Exercise aim
Line by line, copy the records below exactly.

(Excerpts from an interface dataset)
* * * * * * * * *
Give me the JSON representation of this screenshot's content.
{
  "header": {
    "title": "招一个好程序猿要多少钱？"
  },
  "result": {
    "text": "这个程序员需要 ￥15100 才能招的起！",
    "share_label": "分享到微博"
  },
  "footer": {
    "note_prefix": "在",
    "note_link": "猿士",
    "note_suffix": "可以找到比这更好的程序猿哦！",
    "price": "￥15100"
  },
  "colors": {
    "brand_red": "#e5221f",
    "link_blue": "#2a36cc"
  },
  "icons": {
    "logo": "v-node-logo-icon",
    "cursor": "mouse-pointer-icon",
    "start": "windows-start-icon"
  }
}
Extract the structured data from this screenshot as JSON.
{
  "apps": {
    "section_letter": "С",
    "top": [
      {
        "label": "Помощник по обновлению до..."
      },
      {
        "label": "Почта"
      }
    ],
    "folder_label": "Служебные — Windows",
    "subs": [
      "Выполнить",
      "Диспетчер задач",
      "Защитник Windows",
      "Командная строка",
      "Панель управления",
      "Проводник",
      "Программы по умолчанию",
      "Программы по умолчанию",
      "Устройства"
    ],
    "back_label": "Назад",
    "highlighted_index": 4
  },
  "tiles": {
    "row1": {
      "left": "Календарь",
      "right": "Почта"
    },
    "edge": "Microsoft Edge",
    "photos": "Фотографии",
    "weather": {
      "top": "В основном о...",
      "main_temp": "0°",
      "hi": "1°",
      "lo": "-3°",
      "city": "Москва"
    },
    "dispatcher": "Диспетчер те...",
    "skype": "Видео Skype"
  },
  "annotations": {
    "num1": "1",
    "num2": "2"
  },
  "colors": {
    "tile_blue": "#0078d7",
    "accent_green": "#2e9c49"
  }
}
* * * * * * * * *
Task result
Give me the JSON representation of this screenshot's content.
{
  "header": {
    "title": "招一个好程序猿要多少钱？"
  },
  "result": {
    "text": "这个程序员需要 ￥15100 才能招的起！",
    "share_label": "分享到微博"
  },
  "footer": {
    "note_prefix": "在",
    "note_link": "猿士",
    "note_suffix": "可以找到比这更好的程序猿哦！",
    "price": "￥15100"
  },
  "colors": {
    "brand_red": "#e5221f",
    "link_blue": "#2a36cc"
  },
  "icons": {
    "logo": "v-node-logo-icon",
    "cursor": "mouse-pointer-icon",
    "start": "windows-start-icon"
  }
}
Extract the structured data from this screenshot as JSON.
{
  "apps": {
    "section_letter": "С",
    "top": [
      {
        "label": "Помощник по обновлению до..."
      },
      {
        "label": "Почта"
      }
    ],
    "folder_label": "Служебные — Windows",
    "subs": [
      "Выполнить",
      "Диспетчер задач",
      "Защитник Windows",
      "Командная строка",
      "Панель управления",
      "Проводник",
      "Программы по умолчанию",
      "Программы по умолчанию",
      "Устройства"
    ],
    "back_label": "Назад",
    "highlighted_index": 4
  },
  "tiles": {
    "row1": {
      "left": "Календарь",
      "right": "Почта"
    },
    "edge": "Microsoft Edge",
    "photos": "Фотографии",
    "weather": {
      "top": "В основном о...",
      "main_temp": "0°",
      "hi": "1°",
      "lo": "-3°",
      "city": "Москва"
    },
    "dispatcher": "Диспетчер те...",
    "skype": "Видео Skype"
  },
  "annotations": {
    "num1": "1",
    "num2": "2"
  },
  "colors": {
    "tile_blue": "#0078d7",
    "accent_green": "#2e9c49"
  }
}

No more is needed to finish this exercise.